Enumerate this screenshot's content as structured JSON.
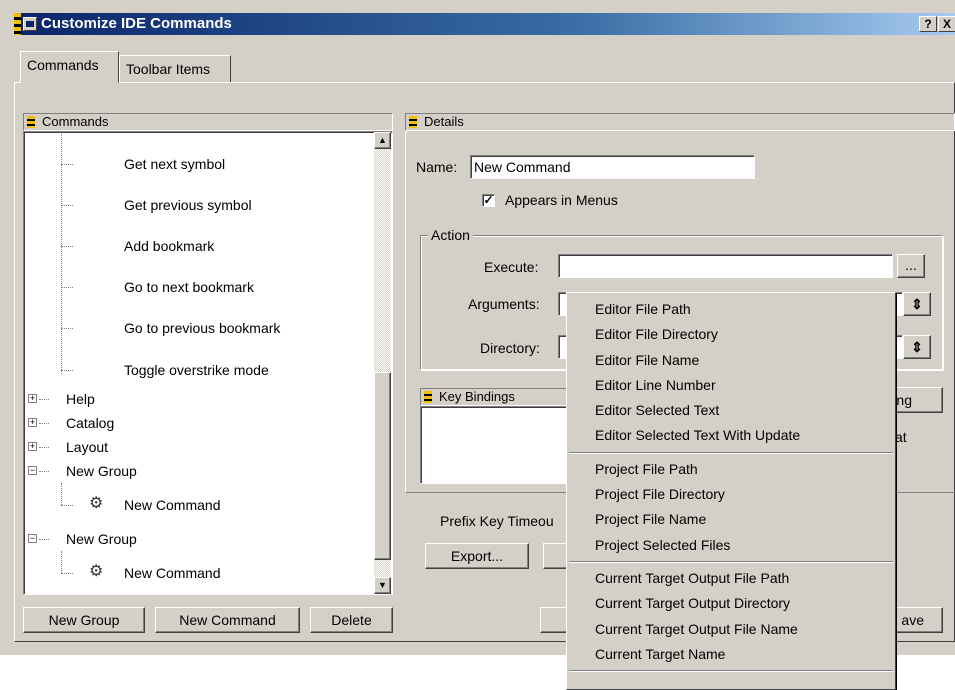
{
  "window": {
    "title": "Customize IDE Commands",
    "help_button": "?",
    "close_button": "X"
  },
  "tabs": [
    {
      "label": "Commands",
      "active": true
    },
    {
      "label": "Toolbar Items",
      "active": false
    }
  ],
  "commands_panel": {
    "header": "Commands",
    "tree": [
      {
        "label": "Get next symbol",
        "level": 2
      },
      {
        "label": "Get previous symbol",
        "level": 2
      },
      {
        "label": "Add bookmark",
        "level": 2
      },
      {
        "label": "Go to next bookmark",
        "level": 2
      },
      {
        "label": "Go to previous bookmark",
        "level": 2
      },
      {
        "label": "Toggle overstrike mode",
        "level": 2
      },
      {
        "label": "Help",
        "level": 0,
        "expander": "+"
      },
      {
        "label": "Catalog",
        "level": 0,
        "expander": "+"
      },
      {
        "label": "Layout",
        "level": 0,
        "expander": "+"
      },
      {
        "label": "New Group",
        "level": 0,
        "expander": "−"
      },
      {
        "label": "New Command",
        "level": 1,
        "icon": "gear-icon"
      },
      {
        "label": "New Group",
        "level": 0,
        "expander": "−"
      },
      {
        "label": "New Command",
        "level": 1,
        "icon": "gear-icon"
      }
    ],
    "scroll_up": "▲",
    "scroll_down": "▼"
  },
  "left_buttons": {
    "new_group": "New Group",
    "new_command": "New Command",
    "delete": "Delete"
  },
  "details": {
    "header": "Details",
    "name_label": "Name:",
    "name_value": "New Command",
    "appears_in_menus": {
      "label": "Appears in Menus",
      "checked": true,
      "mark": "✓"
    },
    "action_legend": "Action",
    "execute_label": "Execute:",
    "execute_value": "",
    "browse_button": "...",
    "arguments_label": "Arguments:",
    "directory_label": "Directory:",
    "spinner_glyph": "⇕"
  },
  "key_bindings": {
    "header": "Key Bindings",
    "button_partial": "ng",
    "text_partial": "at"
  },
  "prefix_key_timeout_label": "Prefix Key Timeou",
  "export_button": "Export...",
  "save_button_partial": "ave",
  "arguments_menu": {
    "groups": [
      [
        "Editor File Path",
        "Editor File Directory",
        "Editor File Name",
        "Editor Line Number",
        "Editor Selected Text",
        "Editor Selected Text With Update"
      ],
      [
        "Project File Path",
        "Project File Directory",
        "Project File Name",
        "Project Selected Files"
      ],
      [
        "Current Target Output File Path",
        "Current Target Output Directory",
        "Current Target Output File Name",
        "Current Target Name"
      ]
    ]
  }
}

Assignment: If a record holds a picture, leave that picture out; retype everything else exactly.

Exercise solution:
Enumerate this screenshot's content as structured JSON.
{
  "window": {
    "title": "Customize IDE Commands",
    "help_button": "?",
    "close_button": "X"
  },
  "tabs": [
    {
      "label": "Commands",
      "active": true
    },
    {
      "label": "Toolbar Items",
      "active": false
    }
  ],
  "commands_panel": {
    "header": "Commands",
    "tree": [
      {
        "label": "Get next symbol",
        "level": 2
      },
      {
        "label": "Get previous symbol",
        "level": 2
      },
      {
        "label": "Add bookmark",
        "level": 2
      },
      {
        "label": "Go to next bookmark",
        "level": 2
      },
      {
        "label": "Go to previous bookmark",
        "level": 2
      },
      {
        "label": "Toggle overstrike mode",
        "level": 2
      },
      {
        "label": "Help",
        "level": 0,
        "expander": "+"
      },
      {
        "label": "Catalog",
        "level": 0,
        "expander": "+"
      },
      {
        "label": "Layout",
        "level": 0,
        "expander": "+"
      },
      {
        "label": "New Group",
        "level": 0,
        "expander": "−"
      },
      {
        "label": "New Command",
        "level": 1,
        "icon": "gear-icon"
      },
      {
        "label": "New Group",
        "level": 0,
        "expander": "−"
      },
      {
        "label": "New Command",
        "level": 1,
        "icon": "gear-icon"
      }
    ],
    "scroll_up": "▲",
    "scroll_down": "▼"
  },
  "left_buttons": {
    "new_group": "New Group",
    "new_command": "New Command",
    "delete": "Delete"
  },
  "details": {
    "header": "Details",
    "name_label": "Name:",
    "name_value": "New Command",
    "appears_in_menus": {
      "label": "Appears in Menus",
      "checked": true,
      "mark": "✓"
    },
    "action_legend": "Action",
    "execute_label": "Execute:",
    "execute_value": "",
    "browse_button": "...",
    "arguments_label": "Arguments:",
    "directory_label": "Directory:",
    "spinner_glyph": "⇕"
  },
  "key_bindings": {
    "header": "Key Bindings",
    "button_partial": "ng",
    "text_partial": "at"
  },
  "prefix_key_timeout_label": "Prefix Key Timeou",
  "export_button": "Export...",
  "save_button_partial": "ave",
  "arguments_menu": {
    "groups": [
      [
        "Editor File Path",
        "Editor File Directory",
        "Editor File Name",
        "Editor Line Number",
        "Editor Selected Text",
        "Editor Selected Text With Update"
      ],
      [
        "Project File Path",
        "Project File Directory",
        "Project File Name",
        "Project Selected Files"
      ],
      [
        "Current Target Output File Path",
        "Current Target Output Directory",
        "Current Target Output File Name",
        "Current Target Name"
      ]
    ]
  }
}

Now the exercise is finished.